Throughout this series on “real patients” and how the Affordable Care Act will affect them, we’ve talked to many people whose stories illustrate how difficult it is to get and maintain adequate and affordable coverage. There are so many hoops for a consumer to jump through to understand what their options may be, and that’s no easy task even for the healthy. But add to that a serious health condition and the drain that can take on a person’s energy and time, and it can be impossible.
That is the case for Karen McMullen as she waits out the two-year gap between the employer-based coverage she had while she was working and the Medicare coverage she can get based on her disability. Karen was diagnosed with Multiple Sclerosis (MS) when she was 38. She was working at the time and had good health benefits through her employer. For about 10 years, she was able to obtain her prescription medicine for a $30 copayment, which allowed her to live and work without symptoms.
Then, about 3 years ago, she noticed that every time she got up from her desk, her legs were really tight. Karen was working a lot of overtime during a busy season as a mortgage loan processor, so she chalked up the problem to getting old and not enough exercise. But it wasn’t that. She was experiencing one of the more common symptoms of MS, spasticity in her legs, which made it difficult to walk without a cane. Her doctor recommended that Karen take a 6 month short-term disability leave from work, hoping that rest and time away from the office would help reduce the muscle spasms that prevented her from moving freely.
However, once she was back at work, it became clear she wasn’t bouncing back and in fact was getting worse. Karen’s walking challenges were not the problem. MS imposes more than physical burdens on its sufferers – it also causes cognitive challenges, such as an inability to concentrate. For Karen, MS’s pernicious effect on her ability to focus and multi-task made it increasingly difficult for her to do her job. Her doctor told her she should stop working permanently because of the severity of her symptoms. But Karen was hoping to put off that day, and worked as long as she could before taking a second short-term disability leave. It was during that time that she came to terms with the difficult reality of her condition. MS is a chronic, progressive disease, and she would never again be able to effectively perform in a job she had taken great pride in for 22 years. While still out on short term disability, Karen applied for Social Security Disability Insurance (SSDI), a federal program that provides income support to individuals and their families if they have worked and paid Social Security taxes long enough to qualify for benefits.
Karen was approved for SSDI in March 2012, which also made her eligible for Medicare benefits. But Medicare rules require her to wait 2 years for coverage to start.
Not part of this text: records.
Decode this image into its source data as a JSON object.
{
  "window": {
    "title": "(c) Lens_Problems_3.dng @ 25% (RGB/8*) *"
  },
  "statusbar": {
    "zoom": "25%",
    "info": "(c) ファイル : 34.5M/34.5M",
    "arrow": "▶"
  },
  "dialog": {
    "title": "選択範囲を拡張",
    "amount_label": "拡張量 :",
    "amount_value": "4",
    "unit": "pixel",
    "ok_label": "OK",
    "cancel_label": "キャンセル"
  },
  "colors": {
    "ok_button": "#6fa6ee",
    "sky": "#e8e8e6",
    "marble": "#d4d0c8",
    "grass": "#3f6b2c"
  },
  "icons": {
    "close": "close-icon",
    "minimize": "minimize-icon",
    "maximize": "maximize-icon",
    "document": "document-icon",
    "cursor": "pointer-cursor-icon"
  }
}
Karen knew she would have this wait – and no more employer-paid coverage – so she started COBRA continuation coverage from her former employer in February 2012.
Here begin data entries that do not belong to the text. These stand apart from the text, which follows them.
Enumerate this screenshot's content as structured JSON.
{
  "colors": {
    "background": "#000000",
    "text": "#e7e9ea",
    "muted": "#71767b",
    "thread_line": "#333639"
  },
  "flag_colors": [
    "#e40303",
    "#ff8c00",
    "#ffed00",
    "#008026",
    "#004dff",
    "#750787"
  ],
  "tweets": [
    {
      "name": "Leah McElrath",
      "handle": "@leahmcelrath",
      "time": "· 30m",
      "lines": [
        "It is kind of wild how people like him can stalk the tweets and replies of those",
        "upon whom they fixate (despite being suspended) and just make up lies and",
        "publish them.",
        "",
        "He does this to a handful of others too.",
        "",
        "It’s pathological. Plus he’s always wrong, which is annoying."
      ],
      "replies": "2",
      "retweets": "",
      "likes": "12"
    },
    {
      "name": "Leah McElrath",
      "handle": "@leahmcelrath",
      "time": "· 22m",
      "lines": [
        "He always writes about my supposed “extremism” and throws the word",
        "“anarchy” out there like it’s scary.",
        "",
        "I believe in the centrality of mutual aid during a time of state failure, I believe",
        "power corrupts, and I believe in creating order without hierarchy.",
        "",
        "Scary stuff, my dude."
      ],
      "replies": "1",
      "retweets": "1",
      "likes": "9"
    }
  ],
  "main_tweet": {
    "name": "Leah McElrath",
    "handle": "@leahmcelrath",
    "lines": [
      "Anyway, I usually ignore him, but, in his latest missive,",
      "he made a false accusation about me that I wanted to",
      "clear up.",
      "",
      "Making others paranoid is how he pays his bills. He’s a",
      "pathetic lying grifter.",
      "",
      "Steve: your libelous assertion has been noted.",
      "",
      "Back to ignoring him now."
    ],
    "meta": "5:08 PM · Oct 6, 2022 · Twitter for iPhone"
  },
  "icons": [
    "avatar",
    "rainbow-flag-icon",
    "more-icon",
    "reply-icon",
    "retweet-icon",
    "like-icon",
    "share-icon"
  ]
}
COBRA premiums are typically expensive because enrollees must pay the full premium. Karen found it increasingly difficult to meet their COBRA premiums of $1,335 a month on their $2,250 a month income. Based on their income, their kids were eligible for CHIP but had to be uninsured for 90 days in order to qualify under New Jersey’s CHIP waiting period. It was a difficult decision, but in order to provide her children with more stable coverage and protect the family’s financial security, they took the risk and the kids went without coverage for 90 days. Karen and her husband also had to make significant withdrawals from their retirement accounts to meet their costs, including COBRA premiums.
Fortunately, covering the children under CHIP reduced their COBRA premium to $840 a month. And with help from a program funded by the MS Society, she qualifies for physical therapy visits her plan won’t cover. Her plan covers no more than 60 therapy visits a year (just a little more than one visit per week). But her doctor recommends physical therapy 3 times a week to maintain at least some strength. Karen credits the therapy with helping her maintain her ability to walk, although with difficulty, and building up enough arm strength to be able to use arm brakes to drive a car.
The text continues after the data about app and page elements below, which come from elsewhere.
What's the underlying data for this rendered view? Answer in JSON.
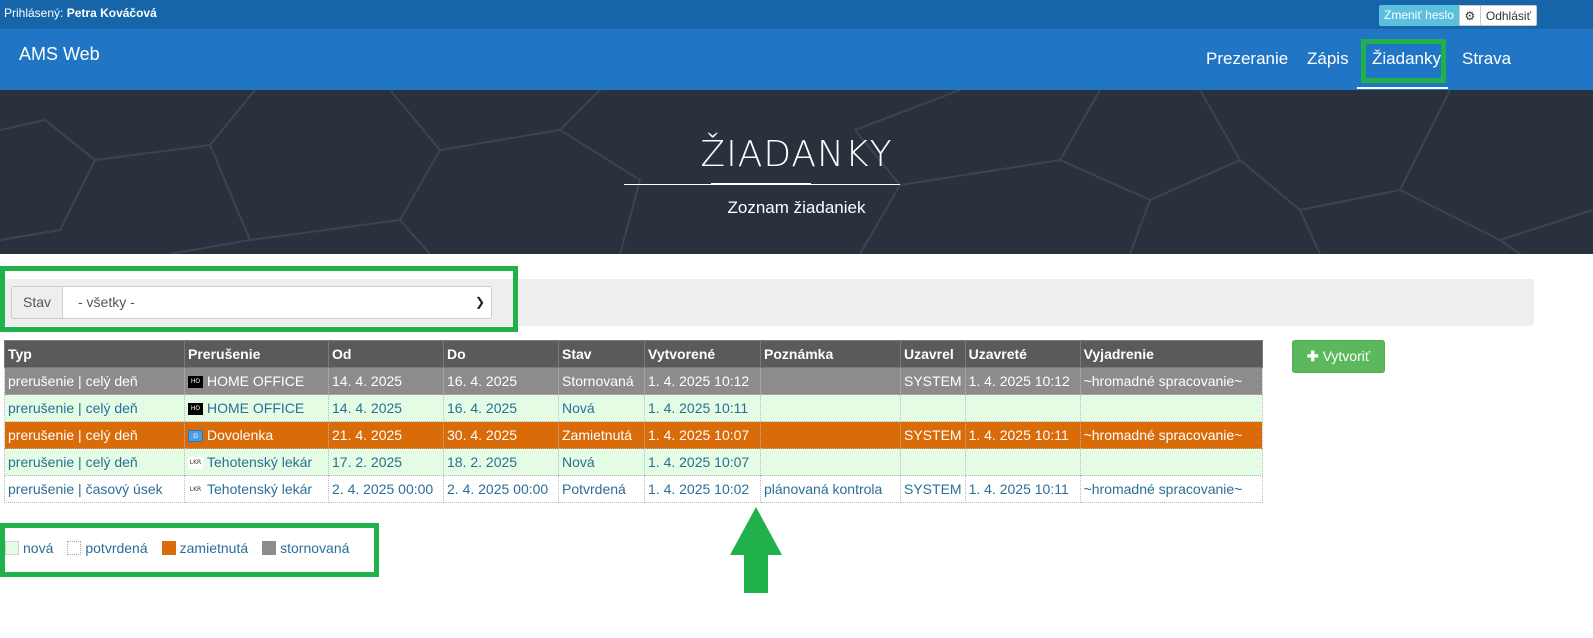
{
  "login": {
    "prefix": "Prihlásený:",
    "user": "Petra Kováčová",
    "change_password": "Zmeniť heslo",
    "settings_icon": "gear-icon",
    "logout": "Odhlásiť"
  },
  "navbar": {
    "brand": "AMS Web",
    "items": [
      {
        "label": "Prezeranie"
      },
      {
        "label": "Zápis"
      },
      {
        "label": "Žiadanky",
        "active": true
      },
      {
        "label": "Strava"
      }
    ]
  },
  "hero": {
    "title": "ŽIADANKY",
    "subtitle": "Zoznam žiadaniek"
  },
  "filter": {
    "label": "Stav",
    "selected": "- všetky -"
  },
  "table": {
    "headers": [
      "Typ",
      "Prerušenie",
      "Od",
      "Do",
      "Stav",
      "Vytvorené",
      "Poznámka",
      "Uzavrel",
      "Uzavreté",
      "Vyjadrenie"
    ],
    "rows": [
      {
        "status": "storno",
        "typ": "prerušenie | celý deň",
        "icon": "HO",
        "prerusenie": "HOME OFFICE",
        "od": "14. 4. 2025",
        "do": "16. 4. 2025",
        "stav": "Stornovaná",
        "vytvorene": "1. 4. 2025 10:12",
        "poznamka": "",
        "uzavrel": "SYSTEM",
        "uzavrete": "1. 4. 2025 10:12",
        "vyjadrenie": "~hromadné spracovanie~"
      },
      {
        "status": "nova",
        "typ": "prerušenie | celý deň",
        "icon": "HO",
        "prerusenie": "HOME OFFICE",
        "od": "14. 4. 2025",
        "do": "16. 4. 2025",
        "stav": "Nová",
        "vytvorene": "1. 4. 2025 10:11",
        "poznamka": "",
        "uzavrel": "",
        "uzavrete": "",
        "vyjadrenie": ""
      },
      {
        "status": "zamietnuta",
        "typ": "prerušenie | celý deň",
        "icon": "D",
        "prerusenie": "Dovolenka",
        "od": "21. 4. 2025",
        "do": "30. 4. 2025",
        "stav": "Zamietnutá",
        "vytvorene": "1. 4. 2025 10:07",
        "poznamka": "",
        "uzavrel": "SYSTEM",
        "uzavrete": "1. 4. 2025 10:11",
        "vyjadrenie": "~hromadné spracovanie~"
      },
      {
        "status": "nova",
        "typ": "prerušenie | celý deň",
        "icon": "LKR",
        "prerusenie": "Tehotenský lekár",
        "od": "17. 2. 2025",
        "do": "18. 2. 2025",
        "stav": "Nová",
        "vytvorene": "1. 4. 2025 10:07",
        "poznamka": "",
        "uzavrel": "",
        "uzavrete": "",
        "vyjadrenie": ""
      },
      {
        "status": "potvrdena",
        "typ": "prerušenie | časový úsek",
        "icon": "LKR",
        "prerusenie": "Tehotenský lekár",
        "od": "2. 4. 2025 00:00",
        "do": "2. 4. 2025 00:00",
        "stav": "Potvrdená",
        "vytvorene": "1. 4. 2025 10:02",
        "poznamka": "plánovaná kontrola",
        "uzavrel": "SYSTEM",
        "uzavrete": "1. 4. 2025 10:11",
        "vyjadrenie": "~hromadné spracovanie~"
      }
    ]
  },
  "create_button": "Vytvoriť",
  "legend": [
    {
      "key": "nova",
      "label": "nová"
    },
    {
      "key": "potvrdena",
      "label": "potvrdená"
    },
    {
      "key": "zamietnuta",
      "label": "zamietnutá"
    },
    {
      "key": "storno",
      "label": "stornovaná"
    }
  ],
  "colors": {
    "navbar": "#2076c4",
    "highlight": "#20b14c",
    "row_nova": "#e4fbe4",
    "row_zamietnuta": "#d96b09",
    "row_storno": "#8c8c8c"
  }
}
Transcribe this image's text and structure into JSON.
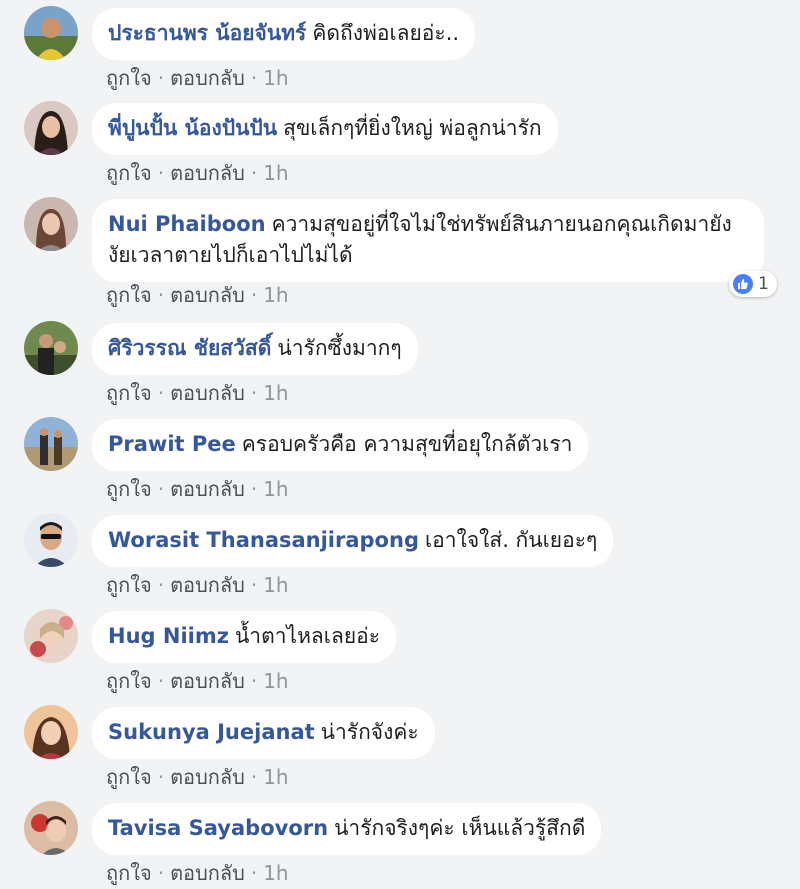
{
  "labels": {
    "like": "ถูกใจ",
    "reply": "ตอบกลับ",
    "separator": "·"
  },
  "comments": [
    {
      "name": "ประธานพร น้อยจันทร์",
      "text": "คิดถึงพ่อเลยอ่ะ..",
      "time": "1h"
    },
    {
      "name": "พี่ปูนปั้น น้องปันปัน",
      "text": "สุขเล็กๆที่ยิ่งใหญ่ พ่อลูกน่ารัก",
      "time": "1h"
    },
    {
      "name": "Nui Phaiboon",
      "text": "ความสุขอยู่ที่ใจไม่ใช่ทรัพย์สินภายนอกคุณเกิดมายังงัยเวลาตายไปก็เอาไปไม่ได้",
      "time": "1h",
      "reactions": "1"
    },
    {
      "name": "ศิริวรรณ ชัยสวัสดิ์",
      "text": "น่ารักซึ้งมากๆ",
      "time": "1h"
    },
    {
      "name": "Prawit Pee",
      "text": "ครอบครัวคือ ความสุขที่อยุใกล้ตัวเรา",
      "time": "1h"
    },
    {
      "name": "Worasit Thanasanjirapong",
      "text": "เอาใจใส่. กันเยอะๆ",
      "time": "1h"
    },
    {
      "name": "Hug Niimz",
      "text": "น้ำตาไหลเลยอ่ะ",
      "time": "1h"
    },
    {
      "name": "Sukunya Juejanat",
      "text": "น่ารักจังค่ะ",
      "time": "1h"
    },
    {
      "name": "Tavisa Sayabovorn",
      "text": "น่ารักจริงๆค่ะ เห็นแล้วรู้สึกดี",
      "time": "1h"
    }
  ],
  "colors": {
    "name": "#365899",
    "background": "#f2f3f5",
    "like_badge": "#4a7ffb"
  }
}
Karen is far from alone in her wait for Medicare coverage based on SSDI. There are about 1.8 million people caught in the same 2 year wait. Some have access to COBRA, like Karen, but at great cost. Others are uninsured until Medicare coverage kicks in – about 1/3 of all people in the waiting period, by one estimate.
Beginning in 2014, the ACA’s Health Insurance Marketplaces will make it possible for individuals in the Medicare two year waiting period to gain coverage. Because the ACA bans discrimination based on health status, the coverage won’t cost people with disabilities more than people who don’t have pre-existing conditions. And many, like Karen McMullen, will qualify for financial help paying their premiums and cost-sharing. The Marketplaces will help fill the gap for those who fall through the cracks of our employment-based system of coverage, including those between jobs, and those who must stop working before they are eligible for Medicare.